Data for this task section start

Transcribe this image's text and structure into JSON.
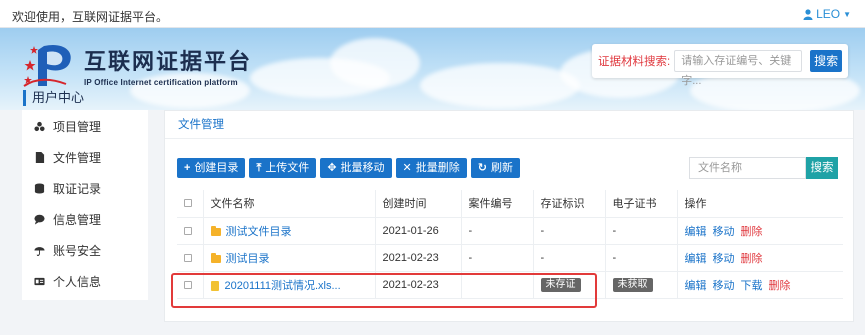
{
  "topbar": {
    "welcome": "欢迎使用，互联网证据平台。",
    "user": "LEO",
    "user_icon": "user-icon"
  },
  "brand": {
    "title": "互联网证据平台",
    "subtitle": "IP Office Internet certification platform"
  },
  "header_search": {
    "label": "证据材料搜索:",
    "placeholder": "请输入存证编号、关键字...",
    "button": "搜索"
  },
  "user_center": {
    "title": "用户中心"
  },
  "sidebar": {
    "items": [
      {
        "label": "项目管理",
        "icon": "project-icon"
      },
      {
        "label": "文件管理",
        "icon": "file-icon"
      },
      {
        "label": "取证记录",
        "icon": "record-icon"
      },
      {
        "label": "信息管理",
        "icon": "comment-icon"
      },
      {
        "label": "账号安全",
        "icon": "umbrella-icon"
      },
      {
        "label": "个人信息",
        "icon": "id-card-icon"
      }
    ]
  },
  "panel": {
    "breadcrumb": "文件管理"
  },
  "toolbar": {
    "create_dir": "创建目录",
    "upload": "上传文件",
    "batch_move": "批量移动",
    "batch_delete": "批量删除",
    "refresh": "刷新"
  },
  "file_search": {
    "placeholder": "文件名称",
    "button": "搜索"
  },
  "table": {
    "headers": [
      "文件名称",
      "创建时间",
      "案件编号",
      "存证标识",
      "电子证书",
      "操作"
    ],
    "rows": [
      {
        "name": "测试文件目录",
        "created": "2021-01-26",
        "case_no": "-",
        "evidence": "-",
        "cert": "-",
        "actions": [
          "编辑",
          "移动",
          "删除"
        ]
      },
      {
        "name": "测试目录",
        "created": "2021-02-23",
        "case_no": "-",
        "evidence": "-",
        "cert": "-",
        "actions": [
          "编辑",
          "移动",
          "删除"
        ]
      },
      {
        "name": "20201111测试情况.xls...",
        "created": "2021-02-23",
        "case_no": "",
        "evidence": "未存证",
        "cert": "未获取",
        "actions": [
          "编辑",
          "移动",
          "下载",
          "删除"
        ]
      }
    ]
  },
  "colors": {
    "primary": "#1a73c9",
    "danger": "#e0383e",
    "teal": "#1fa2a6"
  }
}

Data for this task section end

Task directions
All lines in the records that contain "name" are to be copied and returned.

Output
        "name": "测试文件目录",
        "name": "测试目录",
        "name": "20201111测试情况.xls...",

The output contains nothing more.